Common Name: Gray Hairstreak
Scientific Name: Strymon melinus pudica
Flight Period: I've noticed it more in the summer months when Plumbago is in full bloom, to which it and many others in the Hairstreak family are attracted to.
Host Plants: In the suburbs the larvae are often found on cultivated Hibiscus flowers or leaves, Malva, Humulus (Hops), and Amorpha (False Indigo). Black Sage (Salvia mellifera) may also be utilized, as well as California Coffee Berry (Rhamnus californica) and Eriogonum spp. (Wild Buckwheat) in native plant areas.
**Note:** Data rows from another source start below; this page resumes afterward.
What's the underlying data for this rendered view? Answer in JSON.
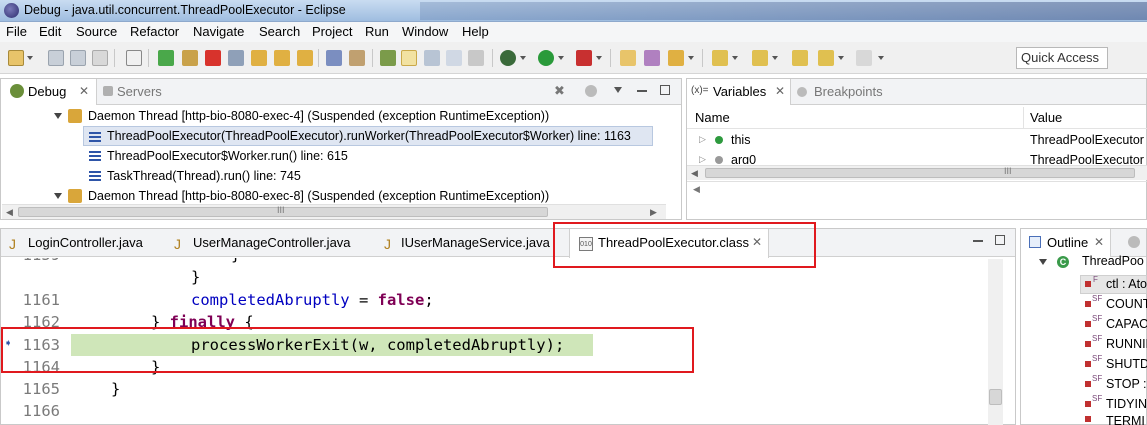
{
  "window": {
    "title": "Debug - java.util.concurrent.ThreadPoolExecutor - Eclipse"
  },
  "menu": [
    "File",
    "Edit",
    "Source",
    "Refactor",
    "Navigate",
    "Search",
    "Project",
    "Run",
    "Window",
    "Help"
  ],
  "toolbar": {
    "quick_access": "Quick Access"
  },
  "debug_view": {
    "tab_debug": "Debug",
    "tab_servers": "Servers",
    "rows": [
      "Daemon Thread [http-bio-8080-exec-4] (Suspended (exception RuntimeException))",
      "ThreadPoolExecutor(ThreadPoolExecutor).runWorker(ThreadPoolExecutor$Worker) line: 1163",
      "ThreadPoolExecutor$Worker.run() line: 615",
      "TaskThread(Thread).run() line: 745",
      "Daemon Thread [http-bio-8080-exec-8] (Suspended (exception RuntimeException))"
    ],
    "scroll_marker": "III"
  },
  "variables_view": {
    "tab_variables": "Variables",
    "tab_breakpoints": "Breakpoints",
    "prefix": "(x)=",
    "col_name": "Name",
    "col_value": "Value",
    "rows": [
      {
        "name": "this",
        "value": "ThreadPoolExecutor"
      },
      {
        "name": "arg0",
        "value": "ThreadPoolExecutor"
      }
    ],
    "scroll_marker": "III"
  },
  "editor": {
    "tabs": [
      "LoginController.java",
      "UserManageController.java",
      "IUserManageService.java",
      "ThreadPoolExecutor.class"
    ],
    "active_tab": "ThreadPoolExecutor.class",
    "lines": [
      {
        "num": "1159",
        "text": "}"
      },
      {
        "num": "",
        "text": "}"
      },
      {
        "num": "1161",
        "text": "completedAbruptly = false;"
      },
      {
        "num": "1162",
        "text": "} finally {"
      },
      {
        "num": "1163",
        "text": "processWorkerExit(w, completedAbruptly);"
      },
      {
        "num": "1164",
        "text": "}"
      },
      {
        "num": "1165",
        "text": "}"
      },
      {
        "num": "1166",
        "text": ""
      }
    ],
    "current_line": "1163"
  },
  "outline_view": {
    "tab_outline": "Outline",
    "class_name": "ThreadPoo",
    "items": [
      "ctl : Ato",
      "COUNT",
      "CAPACI",
      "RUNNIN",
      "SHUTD",
      "STOP :",
      "TIDYIN",
      "TERMI"
    ],
    "badge": "SF",
    "first_badge": "F"
  },
  "colors": {
    "highlight_line": "#cfe6b9",
    "annotation_red": "#e0191e",
    "keyword": "#7f0055",
    "field": "#0000c0"
  }
}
Notes: Frequents gardens, especially when Plumbagos are present. An interesting attribute, melinus often moves the hindwings together in a rubbing motion while at rest which is also common in other Hairstreak species.


Common Name: Red Admiral
Scientific Name: Vanessa atalanta rubria
Flight Period: Year round; more prevalent in spring through fall.
Host Plants: Nettle (Urtica holosericea), Hops (Humulus lupulus), and Baby Tears (Soleirolia soleirolii) groundcover.

Notes: Also found in Europe. Friendly and curious in the garden, has been known to land on people. Somewhat common in gardens where its host plants reside nearby.

Vanessa cardui, Painted Lady

Common Name: Painted Lady
Scientific Name: Vanessa cardui
Flight Period: Throughout most, if not all of the year.
Host Plants: Cheeseweed, (Malva spp.); thistles, Cirsium spp.; Dwarf Nettle (Urtica urens); Lupinus spp.; Fiddleneck (Amsinckia spp.) and many other plants, particularly those belonging to the daisy family.

Notes: Probably the world's most widely distributed butterfly. Migratory. At times, large northward migrations occur when Mexican desert rainfall is so abundant as to produce prodigious amounts of larval food which supports vast quantities caterpillars, hence large numbers of flying adults. These migrations are usually in March/April.